6) What’s next?

While preparing for publication of This Last Adventure, I wrote another middle grade book that we’re currently taking to various publishing houses. In February, I’ll begin writing my next book – something I can’t talk about in detail yet but am so excited to begin. I have so many stories floating around in my head, just waiting to be written, so I hope to be publishing books in a variety of genres for many years to come. Stay tuned!

Guys, THE LAST ADVENTURE is a wonderful book. I highly recommend it as a great jumping off point for kids to connect with their grandparents!



Thanks for the great interview Ryan!

Friday, October 1, 2021

5 Spooky Books for Middle Grade Readers!

Halloween is just around the corner. Okay, I know it's only Oct 1, but the countdown to spook night, candied apples, and carved pumpkins has officially begun. What better way to launch the Halloween season than to curl up with a frightful book? Here's a few to get you (and your middle grade readers) started!

The Girl in the Locked Room - a Ghost Story

When Jules and her family move into an old, abandoned house, she discovers a locked room and sees a pale, ghostly face peering from its windows. 

Jules embarks on a mysterious quest to open the locked door and change the fate of the family who lived in the house a century before.

"This gentle paranormal mystery is perfect for young readers."-Booklist

A World Full of Spooky Stories: Tales to Make Your Spine Tingle

This spine-chilling anthology gathers spooky stories from all over the world. Read about the bewitching Queen of the Faeries, the terrifying Baba Yaga, Father Death, and more.

Amazon Review: "My 2 elementary age kids love this book. The stories are spooky and I think that's exactly what keeps their attention. It's also very nice to have a variety of new stories from different cultures that were lessen known. Some of the stories can be a bit scary, so I would not recommend it for 6 yrs old or younger." 

The Mystery of Black Hollow Lane

When twelve-year-old Emmy is shipped off to a prestigious British boarding school, she encounters a lot more than tea and crumpets. She discovers a box of mysterious medallions, strange symbols etched into walls, and a secret society: The Order of Black Hollow Lane.

And all of it seems linked to the disappearance of Emmy's long-lost Dad.

Amazon Review: "By cleverly intertwining history into the narrative, Julia Nobel has crafted a page-turning mystery in which a charming cast whose true-to-life interactions make them feel real investigates a secret society whose menace is made worse because it could rationally exist."

Greystone Secrets #1: The Strangers

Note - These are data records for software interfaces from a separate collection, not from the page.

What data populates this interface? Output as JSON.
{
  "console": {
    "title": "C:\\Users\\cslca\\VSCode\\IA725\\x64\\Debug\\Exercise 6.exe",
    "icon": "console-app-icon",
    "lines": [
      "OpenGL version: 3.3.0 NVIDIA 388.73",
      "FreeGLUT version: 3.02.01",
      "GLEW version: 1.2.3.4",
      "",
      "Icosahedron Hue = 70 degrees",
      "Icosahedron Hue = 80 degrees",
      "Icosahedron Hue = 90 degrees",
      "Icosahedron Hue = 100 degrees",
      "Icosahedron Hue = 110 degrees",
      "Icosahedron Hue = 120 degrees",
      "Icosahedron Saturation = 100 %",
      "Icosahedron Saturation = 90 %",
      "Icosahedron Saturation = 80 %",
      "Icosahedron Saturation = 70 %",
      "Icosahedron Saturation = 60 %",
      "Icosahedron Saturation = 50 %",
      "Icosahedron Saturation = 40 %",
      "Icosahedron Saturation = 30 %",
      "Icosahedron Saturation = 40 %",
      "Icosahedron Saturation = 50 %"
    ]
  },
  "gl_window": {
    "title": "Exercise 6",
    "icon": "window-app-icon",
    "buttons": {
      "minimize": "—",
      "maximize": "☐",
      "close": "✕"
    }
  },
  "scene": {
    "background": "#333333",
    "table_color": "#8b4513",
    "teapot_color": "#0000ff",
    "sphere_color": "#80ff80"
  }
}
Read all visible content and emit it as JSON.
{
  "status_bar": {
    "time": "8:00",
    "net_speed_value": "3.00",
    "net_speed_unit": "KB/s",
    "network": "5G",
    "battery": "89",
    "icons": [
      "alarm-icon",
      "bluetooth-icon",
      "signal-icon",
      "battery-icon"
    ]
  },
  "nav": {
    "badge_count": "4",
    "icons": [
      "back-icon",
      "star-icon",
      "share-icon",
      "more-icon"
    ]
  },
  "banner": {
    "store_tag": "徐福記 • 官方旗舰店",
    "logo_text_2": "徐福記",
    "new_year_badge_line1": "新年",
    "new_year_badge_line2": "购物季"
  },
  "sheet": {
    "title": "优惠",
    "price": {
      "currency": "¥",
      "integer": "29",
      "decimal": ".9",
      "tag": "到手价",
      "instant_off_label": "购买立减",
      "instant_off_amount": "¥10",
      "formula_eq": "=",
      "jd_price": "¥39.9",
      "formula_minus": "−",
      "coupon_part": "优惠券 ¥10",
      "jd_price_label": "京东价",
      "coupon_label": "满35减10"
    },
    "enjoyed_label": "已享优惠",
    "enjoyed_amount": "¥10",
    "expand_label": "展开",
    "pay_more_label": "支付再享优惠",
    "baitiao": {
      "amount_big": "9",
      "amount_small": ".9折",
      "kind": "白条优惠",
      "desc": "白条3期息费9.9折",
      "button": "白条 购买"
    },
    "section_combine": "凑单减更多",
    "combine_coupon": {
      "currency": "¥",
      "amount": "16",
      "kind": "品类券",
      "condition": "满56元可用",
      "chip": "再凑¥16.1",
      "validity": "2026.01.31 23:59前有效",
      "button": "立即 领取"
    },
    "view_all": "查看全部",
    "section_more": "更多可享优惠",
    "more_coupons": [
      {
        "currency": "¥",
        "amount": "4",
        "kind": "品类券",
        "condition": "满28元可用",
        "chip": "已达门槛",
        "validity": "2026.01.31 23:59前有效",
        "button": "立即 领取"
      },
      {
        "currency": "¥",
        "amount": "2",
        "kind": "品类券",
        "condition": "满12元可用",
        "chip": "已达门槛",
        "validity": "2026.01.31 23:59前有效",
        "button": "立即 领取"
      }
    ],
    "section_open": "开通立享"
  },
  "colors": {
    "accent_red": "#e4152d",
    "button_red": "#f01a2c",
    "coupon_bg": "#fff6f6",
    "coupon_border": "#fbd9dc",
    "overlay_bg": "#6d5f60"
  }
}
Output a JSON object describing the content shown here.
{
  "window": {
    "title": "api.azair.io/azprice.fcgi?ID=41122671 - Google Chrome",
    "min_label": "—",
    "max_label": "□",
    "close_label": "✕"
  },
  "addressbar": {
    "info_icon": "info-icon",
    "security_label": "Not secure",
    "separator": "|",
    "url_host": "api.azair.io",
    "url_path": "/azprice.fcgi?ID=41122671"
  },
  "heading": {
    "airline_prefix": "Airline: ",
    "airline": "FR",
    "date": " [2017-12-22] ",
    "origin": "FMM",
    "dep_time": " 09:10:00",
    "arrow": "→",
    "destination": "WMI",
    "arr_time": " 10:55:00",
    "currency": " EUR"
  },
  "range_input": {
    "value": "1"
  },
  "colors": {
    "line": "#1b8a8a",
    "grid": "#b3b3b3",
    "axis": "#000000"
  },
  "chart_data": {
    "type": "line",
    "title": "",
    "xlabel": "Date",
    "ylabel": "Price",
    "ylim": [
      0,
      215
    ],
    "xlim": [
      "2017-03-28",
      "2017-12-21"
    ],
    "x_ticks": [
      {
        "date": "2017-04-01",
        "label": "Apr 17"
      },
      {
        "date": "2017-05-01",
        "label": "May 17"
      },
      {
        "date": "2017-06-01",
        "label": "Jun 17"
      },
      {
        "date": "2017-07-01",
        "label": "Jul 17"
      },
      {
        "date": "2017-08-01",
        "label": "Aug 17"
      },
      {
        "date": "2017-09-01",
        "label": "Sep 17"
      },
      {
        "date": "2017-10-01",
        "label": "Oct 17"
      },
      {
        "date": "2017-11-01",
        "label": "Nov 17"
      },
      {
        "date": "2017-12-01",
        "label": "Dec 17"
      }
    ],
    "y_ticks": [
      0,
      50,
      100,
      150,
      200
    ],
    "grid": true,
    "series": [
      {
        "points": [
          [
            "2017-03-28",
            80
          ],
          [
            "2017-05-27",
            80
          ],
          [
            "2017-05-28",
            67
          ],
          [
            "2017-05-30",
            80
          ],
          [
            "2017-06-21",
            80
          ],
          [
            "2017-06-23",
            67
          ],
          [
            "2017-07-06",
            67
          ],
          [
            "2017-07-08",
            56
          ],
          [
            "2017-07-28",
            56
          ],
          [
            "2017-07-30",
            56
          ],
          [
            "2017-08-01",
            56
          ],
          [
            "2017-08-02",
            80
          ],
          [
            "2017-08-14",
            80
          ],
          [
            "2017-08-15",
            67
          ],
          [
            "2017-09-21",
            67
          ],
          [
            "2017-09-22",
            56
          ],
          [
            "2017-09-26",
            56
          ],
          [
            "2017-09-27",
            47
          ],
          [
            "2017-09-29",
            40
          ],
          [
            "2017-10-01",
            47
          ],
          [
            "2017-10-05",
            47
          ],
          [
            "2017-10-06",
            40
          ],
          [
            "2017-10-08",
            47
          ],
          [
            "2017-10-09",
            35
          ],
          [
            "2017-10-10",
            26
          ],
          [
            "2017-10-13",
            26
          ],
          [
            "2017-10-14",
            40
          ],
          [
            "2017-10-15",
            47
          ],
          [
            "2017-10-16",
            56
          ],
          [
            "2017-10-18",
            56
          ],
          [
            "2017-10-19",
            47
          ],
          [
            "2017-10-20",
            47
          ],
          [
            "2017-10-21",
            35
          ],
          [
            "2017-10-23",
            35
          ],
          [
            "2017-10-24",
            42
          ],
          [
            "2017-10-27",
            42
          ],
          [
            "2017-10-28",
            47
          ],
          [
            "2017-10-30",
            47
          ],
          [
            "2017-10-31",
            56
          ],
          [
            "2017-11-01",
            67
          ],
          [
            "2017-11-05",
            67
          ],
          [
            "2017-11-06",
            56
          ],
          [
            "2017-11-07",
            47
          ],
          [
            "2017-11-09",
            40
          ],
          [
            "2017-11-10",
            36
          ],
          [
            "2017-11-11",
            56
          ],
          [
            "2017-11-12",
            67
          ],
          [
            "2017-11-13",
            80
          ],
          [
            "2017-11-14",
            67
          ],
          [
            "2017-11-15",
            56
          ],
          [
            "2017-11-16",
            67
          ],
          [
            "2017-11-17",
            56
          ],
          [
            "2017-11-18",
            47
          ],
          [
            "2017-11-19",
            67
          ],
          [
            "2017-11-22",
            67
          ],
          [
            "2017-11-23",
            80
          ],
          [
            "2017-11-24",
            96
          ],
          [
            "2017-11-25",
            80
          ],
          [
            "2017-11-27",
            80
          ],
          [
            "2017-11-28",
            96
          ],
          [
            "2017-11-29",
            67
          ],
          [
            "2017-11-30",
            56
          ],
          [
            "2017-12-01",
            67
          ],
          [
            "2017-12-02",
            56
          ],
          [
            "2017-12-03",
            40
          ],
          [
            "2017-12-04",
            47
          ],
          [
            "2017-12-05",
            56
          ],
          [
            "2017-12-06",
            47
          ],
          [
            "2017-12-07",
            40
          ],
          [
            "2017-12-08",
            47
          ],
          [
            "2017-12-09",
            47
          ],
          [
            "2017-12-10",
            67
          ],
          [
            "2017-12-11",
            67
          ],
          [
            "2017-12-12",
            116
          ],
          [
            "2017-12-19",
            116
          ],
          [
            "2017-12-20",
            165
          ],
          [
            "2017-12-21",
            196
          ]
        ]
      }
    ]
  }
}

In this thrilling series opener, the three Greystone children learn of a kidnapping. The only thing is, the children kidnapped have their same first and middle names and birthdates, and other strange similarities. 

When the Greystones try to investigate their world is turned upside down. 

"A secret-stacked, thrilling series opener about perception, personal memories, and the idiosyncrasies that form individual identities." - Publishers Weekly, starred review

“Bestselling Haddix launches a new middle-grade series that blends adventure and sf elements into an engrossing mystery. The kidnapping alone could have made a compelling mystery, but Haddix throws in secret rooms, alternate realities, and a cliff-hanger ending to raise the stakes and delight fans new and old.” - Booklist

The Ghost Collector

This tender story, steeped in Cree folklore, features Shelly, who has a special role with ghosts, like all the women in her family. She helps those who are stuck transition on to the next life. 

But when her mother dies, she starts hoarding ghosts in her room instead. But no matter how many she hoards, she still hasn't found the one that matters most to her.

“Perfectly balances suspense and the supernatural . . . [A] powerful and moving story about coming to terms with the death of a loved one. It’s an auspicious debut that is sure to delight middle-grade readers.” - The Globe and Mail, 08/25/19

“Poignantly haunting.” - The Bulletin of the Center for Children’s Books, 09/19

These books will be a treat as we move into the cozy days and longer nights of fall!